Activity
Print out each record, keeping it identical to the original.

§ §

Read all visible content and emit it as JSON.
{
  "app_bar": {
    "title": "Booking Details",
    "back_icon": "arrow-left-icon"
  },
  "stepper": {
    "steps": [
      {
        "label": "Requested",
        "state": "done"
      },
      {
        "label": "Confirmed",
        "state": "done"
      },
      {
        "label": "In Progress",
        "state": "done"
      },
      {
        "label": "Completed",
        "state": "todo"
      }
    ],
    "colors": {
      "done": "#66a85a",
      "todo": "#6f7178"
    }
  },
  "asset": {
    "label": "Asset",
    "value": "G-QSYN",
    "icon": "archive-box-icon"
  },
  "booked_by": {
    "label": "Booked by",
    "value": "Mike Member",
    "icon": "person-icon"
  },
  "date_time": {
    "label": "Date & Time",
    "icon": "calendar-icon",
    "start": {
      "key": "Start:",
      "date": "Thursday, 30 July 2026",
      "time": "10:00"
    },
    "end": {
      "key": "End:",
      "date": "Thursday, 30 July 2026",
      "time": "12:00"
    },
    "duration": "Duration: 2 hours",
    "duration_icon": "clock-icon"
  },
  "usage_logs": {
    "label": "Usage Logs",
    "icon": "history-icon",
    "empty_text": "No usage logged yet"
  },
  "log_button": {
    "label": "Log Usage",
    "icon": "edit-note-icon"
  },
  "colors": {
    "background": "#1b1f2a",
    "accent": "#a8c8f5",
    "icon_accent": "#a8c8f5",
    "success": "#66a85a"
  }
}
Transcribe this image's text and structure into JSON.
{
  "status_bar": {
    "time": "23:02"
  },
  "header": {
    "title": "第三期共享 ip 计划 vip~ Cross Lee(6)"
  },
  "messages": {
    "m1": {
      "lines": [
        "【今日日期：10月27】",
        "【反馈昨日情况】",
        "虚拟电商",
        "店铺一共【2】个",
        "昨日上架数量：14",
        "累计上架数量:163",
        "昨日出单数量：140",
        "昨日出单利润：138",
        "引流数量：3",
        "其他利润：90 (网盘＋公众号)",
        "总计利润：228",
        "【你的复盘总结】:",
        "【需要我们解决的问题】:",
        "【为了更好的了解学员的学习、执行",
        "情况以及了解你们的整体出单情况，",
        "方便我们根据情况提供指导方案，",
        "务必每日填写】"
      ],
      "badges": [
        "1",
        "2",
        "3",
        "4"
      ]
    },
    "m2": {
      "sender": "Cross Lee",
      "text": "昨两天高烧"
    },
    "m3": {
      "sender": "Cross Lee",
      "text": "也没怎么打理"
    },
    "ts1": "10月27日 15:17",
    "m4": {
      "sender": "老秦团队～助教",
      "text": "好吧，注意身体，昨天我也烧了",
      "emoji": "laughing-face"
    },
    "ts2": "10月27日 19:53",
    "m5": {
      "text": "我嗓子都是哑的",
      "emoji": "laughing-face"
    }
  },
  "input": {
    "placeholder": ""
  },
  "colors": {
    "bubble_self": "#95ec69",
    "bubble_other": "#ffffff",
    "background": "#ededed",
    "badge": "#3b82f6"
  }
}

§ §

Response
Read all visible content and emit it as JSON.
{
  "app_bar": {
    "title": "Booking Details",
    "back_icon": "arrow-left-icon"
  },
  "stepper": {
    "steps": [
      {
        "label": "Requested",
        "state": "done"
      },
      {
        "label": "Confirmed",
        "state": "done"
      },
      {
        "label": "In Progress",
        "state": "done"
      },
      {
        "label": "Completed",
        "state": "todo"
      }
    ],
    "colors": {
      "done": "#66a85a",
      "todo": "#6f7178"
    }
  },
  "asset": {
    "label": "Asset",
    "value": "G-QSYN",
    "icon": "archive-box-icon"
  },
  "booked_by": {
    "label": "Booked by",
    "value": "Mike Member",
    "icon": "person-icon"
  },
  "date_time": {
    "label": "Date & Time",
    "icon": "calendar-icon",
    "start": {
      "key": "Start:",
      "date": "Thursday, 30 July 2026",
      "time": "10:00"
    },
    "end": {
      "key": "End:",
      "date": "Thursday, 30 July 2026",
      "time": "12:00"
    },
    "duration": "Duration: 2 hours",
    "duration_icon": "clock-icon"
  },
  "usage_logs": {
    "label": "Usage Logs",
    "icon": "history-icon",
    "empty_text": "No usage logged yet"
  },
  "log_button": {
    "label": "Log Usage",
    "icon": "edit-note-icon"
  },
  "colors": {
    "background": "#1b1f2a",
    "accent": "#a8c8f5",
    "icon_accent": "#a8c8f5",
    "success": "#66a85a"
  }
}
Transcribe this image's text and structure into JSON.
{
  "status_bar": {
    "time": "23:02"
  },
  "header": {
    "title": "第三期共享 ip 计划 vip~ Cross Lee(6)"
  },
  "messages": {
    "m1": {
      "lines": [
        "【今日日期：10月27】",
        "【反馈昨日情况】",
        "虚拟电商",
        "店铺一共【2】个",
        "昨日上架数量：14",
        "累计上架数量:163",
        "昨日出单数量：140",
        "昨日出单利润：138",
        "引流数量：3",
        "其他利润：90 (网盘＋公众号)",
        "总计利润：228",
        "【你的复盘总结】:",
        "【需要我们解决的问题】:",
        "【为了更好的了解学员的学习、执行",
        "情况以及了解你们的整体出单情况，",
        "方便我们根据情况提供指导方案，",
        "务必每日填写】"
      ],
      "badges": [
        "1",
        "2",
        "3",
        "4"
      ]
    },
    "m2": {
      "sender": "Cross Lee",
      "text": "昨两天高烧"
    },
    "m3": {
      "sender": "Cross Lee",
      "text": "也没怎么打理"
    },
    "ts1": "10月27日 15:17",
    "m4": {
      "sender": "老秦团队～助教",
      "text": "好吧，注意身体，昨天我也烧了",
      "emoji": "laughing-face"
    },
    "ts2": "10月27日 19:53",
    "m5": {
      "text": "我嗓子都是哑的",
      "emoji": "laughing-face"
    }
  },
  "input": {
    "placeholder": ""
  },
  "colors": {
    "bubble_self": "#95ec69",
    "bubble_other": "#ffffff",
    "background": "#ededed",
    "badge": "#3b82f6"
  }
}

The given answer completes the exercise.